How to Create a High-Level HR Strategy for Your Tech CompanyNovember 8, 2021 No Comments
Featured article by Richard Grant
As a tech company, you know that HR matters. It’s a vital part of your company that affects employee happiness and retention rates, which in turn impacts the bottom line. More importantly, it can have a huge impact on cultivating a culture with strong values.
A good HR strategy not only attracts the best talent, but also trains them to meet company standards. It also provides a structure for employees to grow both professionally and personally. This blog post will help you create an HR Strategy for your tech company using digital tools.
How to create a high-level HR strategy
The HR function today is more complex than ever. With the amount of new technologies out there, it’s important to understand how your company needs to use them. To figure this out, take a look at your company’s goals and aspirations. When you need to create a human resource strategy, a good place to start is with your current processes, and ask the following questions:

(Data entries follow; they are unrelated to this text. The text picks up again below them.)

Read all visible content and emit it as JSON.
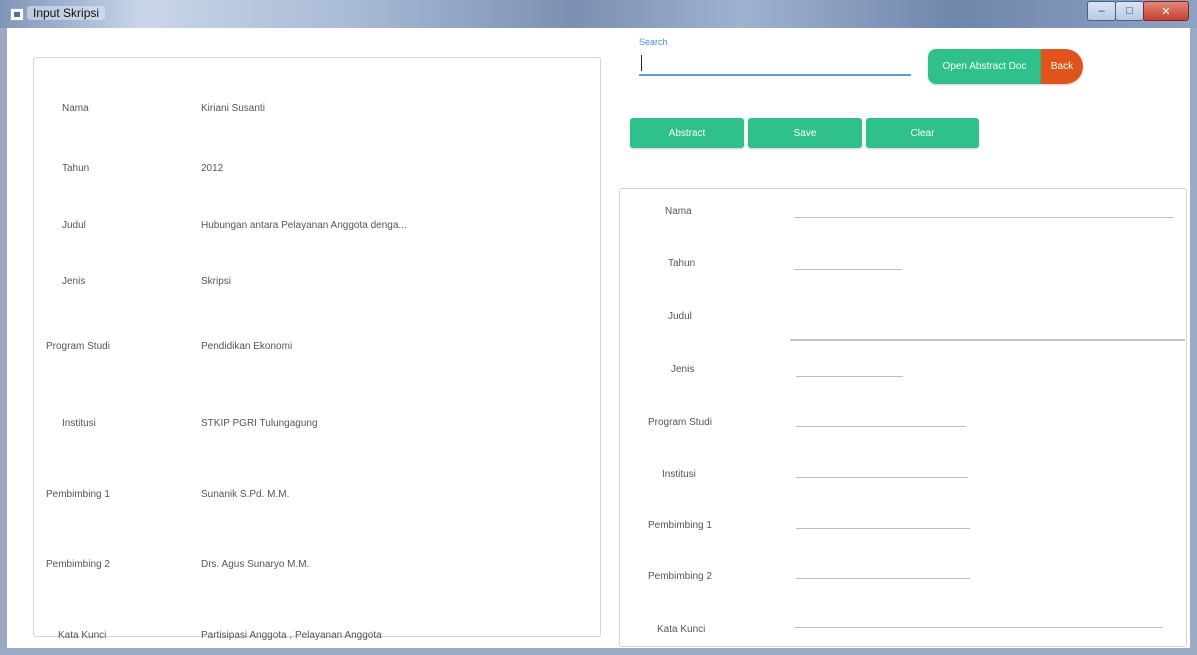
{
  "window": {
    "title": "Input Skripsi",
    "controls": {
      "minimize": "–",
      "maximize": "□",
      "close": "✕"
    }
  },
  "left_panel": {
    "rows": [
      {
        "label": "Nama",
        "value": "Kiriani Susanti"
      },
      {
        "label": "Tahun",
        "value": "2012"
      },
      {
        "label": "Judul",
        "value": "Hubungan antara Pelayanan Anggota denga..."
      },
      {
        "label": "Jenis",
        "value": "Skripsi"
      },
      {
        "label": "Program Studi",
        "value": "Pendidikan Ekonomi"
      },
      {
        "label": "Institusi",
        "value": "STKIP PGRI Tulungagung"
      },
      {
        "label": "Pembimbing 1",
        "value": "Sunanik S.Pd. M.M."
      },
      {
        "label": "Pembimbing 2",
        "value": "Drs. Agus Sunaryo M.M."
      },
      {
        "label": "Kata Kunci",
        "value": "Partisipasi Anggota , Pelayanan Anggota"
      }
    ]
  },
  "search": {
    "label": "Search",
    "value": ""
  },
  "buttons": {
    "open_abstract": "Open Abstract Doc",
    "back": "Back",
    "extract": "Abstract",
    "save": "Save",
    "clear": "Clear"
  },
  "right_panel": {
    "labels": [
      "Nama",
      "Tahun",
      "Judul",
      "Jenis",
      "Program Studi",
      "Institusi",
      "Pembimbing 1",
      "Pembimbing 2",
      "Kata Kunci"
    ]
  },
  "colors": {
    "accent_green": "#2fc08b",
    "back_orange": "#e0541c",
    "search_underline": "#5c9fd8"
  }
}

- How are you currently assessing employee needs?
- Where can your current processes be improved?
- Are you consistently looking at and analyzing your business practices?
For example, if you have an employee survey, are your surveys based on traditional methods? Or do you have employees using internal tools like Slack, Trello, or Basecamp?
These questions can help you understand what processes you need to change and can help you see where your technology can fit into your business goals. But, how do you actually create a high-level HR strategy?
First, you need to consider your company culture and values. What do you value the most? What are the things that you want your company culture to represent?
If you want to attract top talent, you’ll need to know what your company culture is. Start by identifying and implementing values in your company’s system, team, and anywhere else your company collects data. These values should be consistent and realistic, and be clear to employees and management.
If you’re not sure how your values should be reflected in your company culture, you should ask your employees.
Once you have defined your company culture and values, then you can move on to your next step.
Using digital tools to create an HR Strategy
If you’ve done some research on how you can improve your HR processes, the next step is to use digital tools to build out a high-level HR strategy. With a few simple tech tools, you can share best practices, measure and learn from employee behaviors, monitor activity trends, and provide simple solutions to pain points.
While there are several all-in-one HR software suites available, you may want to consider individual tools that help you in different parts of the HR process, so that you aren’t tied to any particular suite. All-in-one HR suites can be highly beneficial, but you may run into scenarios where a handful of features are excellent, but another feature is flawed.
Here are some of the most commonly used HR software tools, and what they address:
- Benefits management software
- HR compliance management
- Learning management systems
- Time and attendance tracking
- Payroll automation
- Employee self-service portals
- HR analytics suites
Overall, the market for HR software is ocean deep – but there are core tools to address every need. Using the right tools can also give you insights into your processes that you can leverage to make improvements.
For example, many HR software suites provide employee analytics to help you track employee activity and behaviors. But all of that data doesn’t amount to much without proper data analysis, which can help you make better HR decisions. This is especially important if you have a particular department or group that is in need of improvement.
Final tips for planning an HR strategy
Planning a high-level HR strategy starts with outlining core objectives based on your existing processes, how to improve them, and anticipating future HR needs.
As you outline your objectives, you should:
- Evaluate your current tools and processes.
- Consider gaps between present and future HR needs.
- Formulate a plan to reduce those gaps.
- Research the digital tools that you need and prioritize them.
For example, let’s say your time and attendance tracking is already perfectly functional, but transferring the data to your payroll system can be problematic. In that case, it’d be beneficial to consider a payroll platform with built-in time tracking as one of its features, or at least a service that will take the time and attendance data you’re collecting and move it seamlessly into your payroll system.
If that sounds simple enough, it’s because it really is. While we can dress it up with fancy words, the entire point of planning your HR strategy is identifying your weak points, visualizing what you need to do to solve them, and getting those things into place.SOCIAL BUSINESS